### Task
Once the pictures are set aside, reproduce the entries below exactly.

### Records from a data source

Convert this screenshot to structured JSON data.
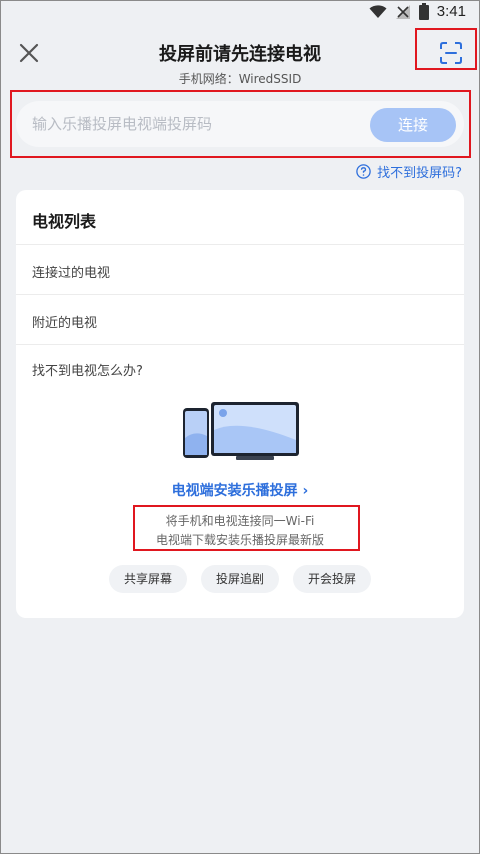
{
  "status_bar": {
    "time": "3:41",
    "icons": [
      "wifi-icon",
      "signal-off-icon",
      "battery-icon"
    ]
  },
  "header": {
    "title": "投屏前请先连接电视",
    "subtitle": "手机网络：WiredSSID",
    "close_icon": "close-icon",
    "scan_icon": "scan-icon"
  },
  "connect": {
    "placeholder": "输入乐播投屏电视端投屏码",
    "value": "",
    "button_label": "连接"
  },
  "help": {
    "label": "找不到投屏码?",
    "icon": "question-circle-icon"
  },
  "tv_list": {
    "title": "电视列表",
    "rows": [
      "连接过的电视",
      "附近的电视"
    ],
    "question": "找不到电视怎么办?",
    "install_link": "电视端安装乐播投屏",
    "tips": [
      "将手机和电视连接同一Wi-Fi",
      "电视端下载安装乐播投屏最新版"
    ],
    "chips": [
      "共享屏幕",
      "投屏追剧",
      "开会投屏"
    ]
  },
  "colors": {
    "accent": "#2e6fdc",
    "button_disabled": "#a7c4f6",
    "annotation_red": "#e0171f",
    "background": "#eef0f3"
  }
}
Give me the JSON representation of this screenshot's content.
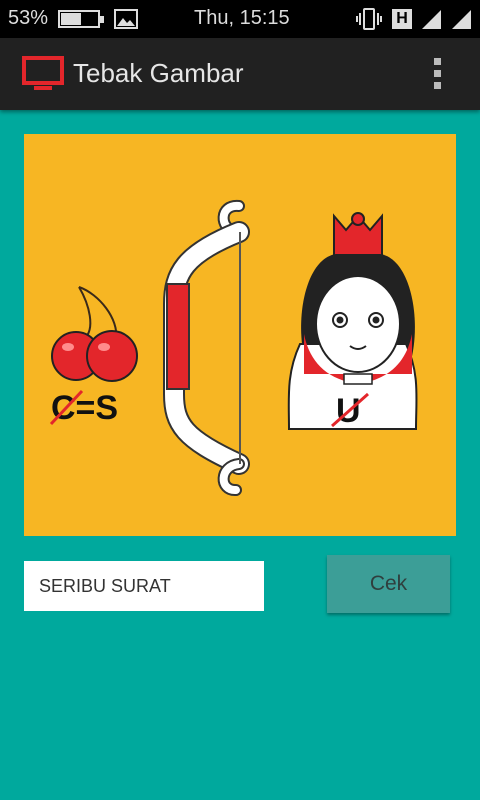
{
  "status_bar": {
    "battery_percent": "53%",
    "battery_level": 0.53,
    "clock": "Thu, 15:15",
    "network_label": "H",
    "icons": [
      "battery-icon",
      "gallery-icon",
      "vibrate-icon",
      "h-network-icon",
      "signal-icon"
    ]
  },
  "app_bar": {
    "title": "Tebak Gambar",
    "app_icon": "tv-icon",
    "menu_icon": "overflow-menu-icon"
  },
  "puzzle": {
    "cherry_rebus": "C=S",
    "princess_rebus": "U"
  },
  "answer": {
    "value": "SERIBU SURAT"
  },
  "check_button": {
    "label": "Cek"
  },
  "colors": {
    "background": "#00a99d",
    "app_bar": "#212121",
    "puzzle_bg": "#f7b623",
    "accent_red": "#e3262b",
    "button": "#3c9e97"
  }
}
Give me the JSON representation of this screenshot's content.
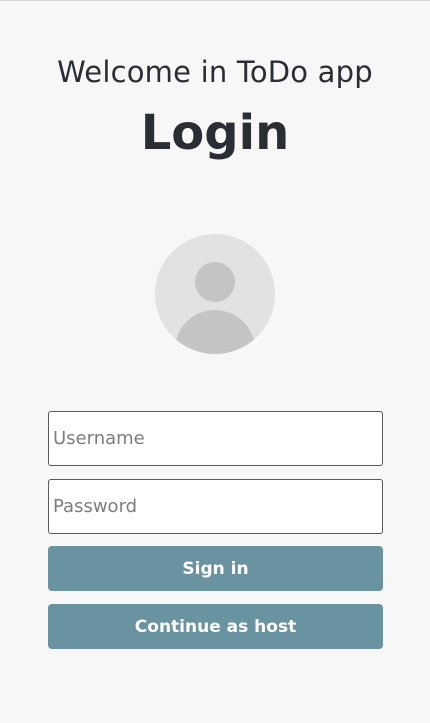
{
  "header": {
    "welcome": "Welcome in ToDo app",
    "title": "Login"
  },
  "avatar": {
    "icon": "user-avatar-icon"
  },
  "form": {
    "username_placeholder": "Username",
    "username_value": "",
    "password_placeholder": "Password",
    "password_value": "",
    "signin_label": "Sign in",
    "host_label": "Continue as host"
  },
  "colors": {
    "background": "#f7f7f7",
    "button": "#6a93a2",
    "avatar_bg": "#e2e2e2",
    "avatar_fg": "#c4c4c4"
  }
}
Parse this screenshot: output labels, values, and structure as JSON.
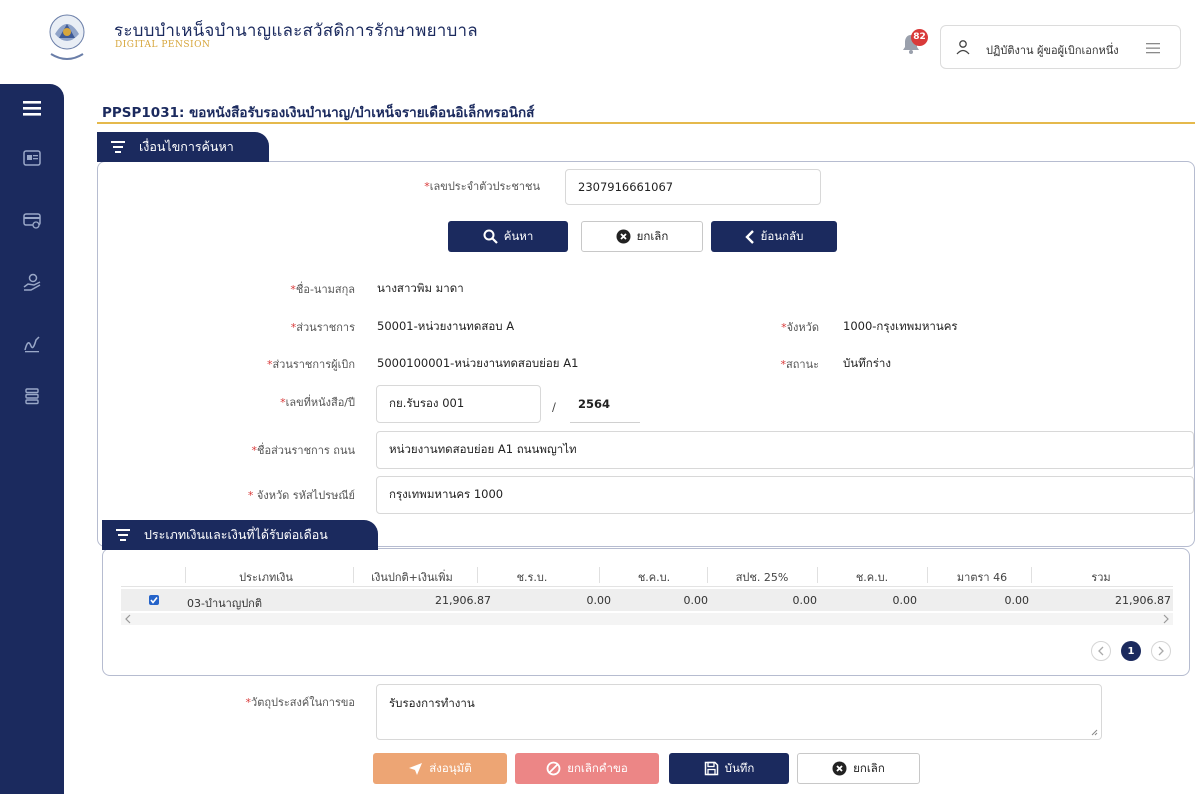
{
  "header": {
    "app_title": "ระบบบำเหน็จบำนาญและสวัสดิการรักษาพยาบาล",
    "app_subtitle": "DIGITAL PENSION",
    "notification_count": "82",
    "user_name": "ปฏิบัติงาน ผู้ขอผู้เบิกเอกหนึ่ง"
  },
  "sidebar": {
    "items": [
      "menu-icon",
      "id-card-icon",
      "payment-icon",
      "hand-money-icon",
      "signature-icon",
      "list-icon"
    ]
  },
  "page": {
    "title": "PPSP1031: ขอหนังสือรับรองเงินบำนาญ/บำเหน็จรายเดือนอิเล็กทรอนิกส์"
  },
  "search_section": {
    "tab_label": "เงื่อนไขการค้นหา",
    "citizen_id_label": "เลขประจำตัวประชาชน",
    "citizen_id_value": "2307916661067",
    "search_button": "ค้นหา",
    "cancel_button": "ยกเลิก",
    "back_button": "ย้อนกลับ",
    "fullname_label": "ชื่อ-นามสกุล",
    "fullname_value": "นางสาวพิม มาดา",
    "agency_label": "ส่วนราชการ",
    "agency_value": "50001-หน่วยงานทดสอบ A",
    "province_label": "จังหวัด",
    "province_value": "1000-กรุงเทพมหานคร",
    "paying_agency_label": "ส่วนราชการผู้เบิก",
    "paying_agency_value": "5000100001-หน่วยงานทดสอบย่อย A1",
    "status_label": "สถานะ",
    "status_value": "บันทึกร่าง",
    "doc_no_label": "เลขที่หนังสือ/ปี",
    "doc_no_value": "กย.รับรอง 001",
    "doc_separator": "/",
    "doc_year_value": "2564",
    "agency_road_label": "ชื่อส่วนราชการ ถนน",
    "agency_road_value": "หน่วยงานทดสอบย่อย A1 ถนนพญาไท",
    "province_zip_label": "จังหวัด รหัสไปรษณีย์",
    "province_zip_value": "กรุงเทพมหานคร 1000"
  },
  "payment_section": {
    "tab_label": "ประเภทเงินและเงินที่ได้รับต่อเดือน",
    "columns": [
      "ประเภทเงิน",
      "เงินปกติ+เงินเพิ่ม",
      "ช.ร.บ.",
      "ช.ค.บ.",
      "สปช. 25%",
      "ช.ค.บ.",
      "มาตรา 46",
      "รวม"
    ],
    "rows": [
      {
        "type": "03-บำนาญปกติ",
        "values": [
          "21,906.87",
          "0.00",
          "0.00",
          "0.00",
          "0.00",
          "0.00",
          "21,906.87"
        ],
        "checked": true
      }
    ],
    "current_page": "1"
  },
  "purpose": {
    "label": "วัตถุประสงค์ในการขอ",
    "value": "รับรองการทำงาน"
  },
  "actions": {
    "submit": "ส่งอนุมัติ",
    "cancel_request": "ยกเลิกคำขอ",
    "save": "บันทึก",
    "cancel": "ยกเลิก"
  },
  "colors": {
    "navy": "#1b2a5e",
    "gold": "#e5b94c",
    "orange": "#eda574",
    "red": "#ec8686",
    "badge": "#d93a3a"
  }
}
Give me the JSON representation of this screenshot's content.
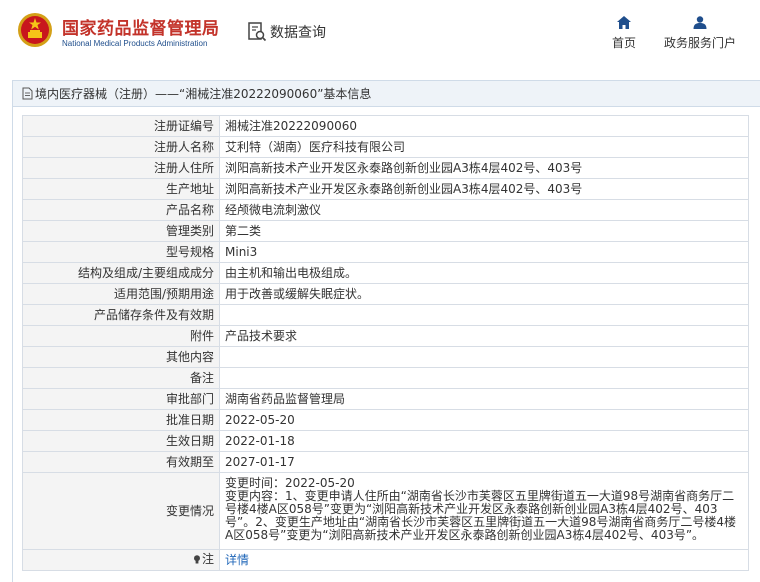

### Expected answer
Convert this screenshot to structured JSON data.
{
  "status_bar": {
    "time": "3:41",
    "icons": [
      "wifi-icon",
      "signal-off-icon",
      "battery-icon"
    ]
  },
  "header": {
    "title": "投屏前请先连接电视",
    "subtitle": "手机网络：WiredSSID",
    "close_icon": "close-icon",
    "scan_icon": "scan-icon"
  },
  "connect": {
    "placeholder": "输入乐播投屏电视端投屏码",
    "value": "",
    "button_label": "连接"
  },
  "help": {
    "label": "找不到投屏码?",
    "icon": "question-circle-icon"
  },
  "tv_list": {
    "title": "电视列表",
    "rows": [
      "连接过的电视",
      "附近的电视"
    ],
    "question": "找不到电视怎么办?",
    "install_link": "电视端安装乐播投屏",
    "tips": [
      "将手机和电视连接同一Wi-Fi",
      "电视端下载安装乐播投屏最新版"
    ],
    "chips": [
      "共享屏幕",
      "投屏追剧",
      "开会投屏"
    ]
  },
  "colors": {
    "accent": "#2e6fdc",
    "button_disabled": "#a7c4f6",
    "annotation_red": "#e0171f",
    "background": "#eef0f3"
  }
}
Give me the JSON representation of this screenshot's content.
{
  "status_bar": {
    "battery_percent": "53%",
    "battery_level": 0.53,
    "clock": "Thu, 15:15",
    "network_label": "H",
    "icons": [
      "battery-icon",
      "gallery-icon",
      "vibrate-icon",
      "h-network-icon",
      "signal-icon"
    ]
  },
  "app_bar": {
    "title": "Tebak Gambar",
    "app_icon": "tv-icon",
    "menu_icon": "overflow-menu-icon"
  },
  "puzzle": {
    "cherry_rebus": "C=S",
    "princess_rebus": "U"
  },
  "answer": {
    "value": "SERIBU SURAT"
  },
  "check_button": {
    "label": "Cek"
  },
  "colors": {
    "background": "#00a99d",
    "app_bar": "#212121",
    "puzzle_bg": "#f7b623",
    "accent_red": "#e3262b",
    "button": "#3c9e97"
  }
}
Give me the JSON representation of this screenshot's content.
{
  "header": {
    "welcome": "Welcome in ToDo app",
    "title": "Login"
  },
  "avatar": {
    "icon": "user-avatar-icon"
  },
  "form": {
    "username_placeholder": "Username",
    "username_value": "",
    "password_placeholder": "Password",
    "password_value": "",
    "signin_label": "Sign in",
    "host_label": "Continue as host"
  },
  "colors": {
    "background": "#f7f7f7",
    "button": "#6a93a2",
    "avatar_bg": "#e2e2e2",
    "avatar_fg": "#c4c4c4"
  }
}
Parse this screenshot: output labels, values, and structure as JSON.
{
  "header": {
    "app_title": "ระบบบำเหน็จบำนาญและสวัสดิการรักษาพยาบาล",
    "app_subtitle": "DIGITAL PENSION",
    "notification_count": "82",
    "user_name": "ปฏิบัติงาน ผู้ขอผู้เบิกเอกหนึ่ง"
  },
  "sidebar": {
    "items": [
      "menu-icon",
      "id-card-icon",
      "payment-icon",
      "hand-money-icon",
      "signature-icon",
      "list-icon"
    ]
  },
  "page": {
    "title": "PPSP1031: ขอหนังสือรับรองเงินบำนาญ/บำเหน็จรายเดือนอิเล็กทรอนิกส์"
  },
  "search_section": {
    "tab_label": "เงื่อนไขการค้นหา",
    "citizen_id_label": "เลขประจำตัวประชาชน",
    "citizen_id_value": "2307916661067",
    "search_button": "ค้นหา",
    "cancel_button": "ยกเลิก",
    "back_button": "ย้อนกลับ",
    "fullname_label": "ชื่อ-นามสกุล",
    "fullname_value": "นางสาวพิม มาดา",
    "agency_label": "ส่วนราชการ",
    "agency_value": "50001-หน่วยงานทดสอบ A",
    "province_label": "จังหวัด",
    "province_value": "1000-กรุงเทพมหานคร",
    "paying_agency_label": "ส่วนราชการผู้เบิก",
    "paying_agency_value": "5000100001-หน่วยงานทดสอบย่อย A1",
    "status_label": "สถานะ",
    "status_value": "บันทึกร่าง",
    "doc_no_label": "เลขที่หนังสือ/ปี",
    "doc_no_value": "กย.รับรอง 001",
    "doc_separator": "/",
    "doc_year_value": "2564",
    "agency_road_label": "ชื่อส่วนราชการ ถนน",
    "agency_road_value": "หน่วยงานทดสอบย่อย A1 ถนนพญาไท",
    "province_zip_label": "จังหวัด รหัสไปรษณีย์",
    "province_zip_value": "กรุงเทพมหานคร 1000"
  },
  "payment_section": {
    "tab_label": "ประเภทเงินและเงินที่ได้รับต่อเดือน",
    "columns": [
      "ประเภทเงิน",
      "เงินปกติ+เงินเพิ่ม",
      "ช.ร.บ.",
      "ช.ค.บ.",
      "สปช. 25%",
      "ช.ค.บ.",
      "มาตรา 46",
      "รวม"
    ],
    "rows": [
      {
        "type": "03-บำนาญปกติ",
        "values": [
          "21,906.87",
          "0.00",
          "0.00",
          "0.00",
          "0.00",
          "0.00",
          "21,906.87"
        ],
        "checked": true
      }
    ],
    "current_page": "1"
  },
  "purpose": {
    "label": "วัตถุประสงค์ในการขอ",
    "value": "รับรองการทำงาน"
  },
  "actions": {
    "submit": "ส่งอนุมัติ",
    "cancel_request": "ยกเลิกคำขอ",
    "save": "บันทึก",
    "cancel": "ยกเลิก"
  },
  "colors": {
    "navy": "#1b2a5e",
    "gold": "#e5b94c",
    "orange": "#eda574",
    "red": "#ec8686",
    "badge": "#d93a3a"
  }
}
Give me the JSON representation of this screenshot's content.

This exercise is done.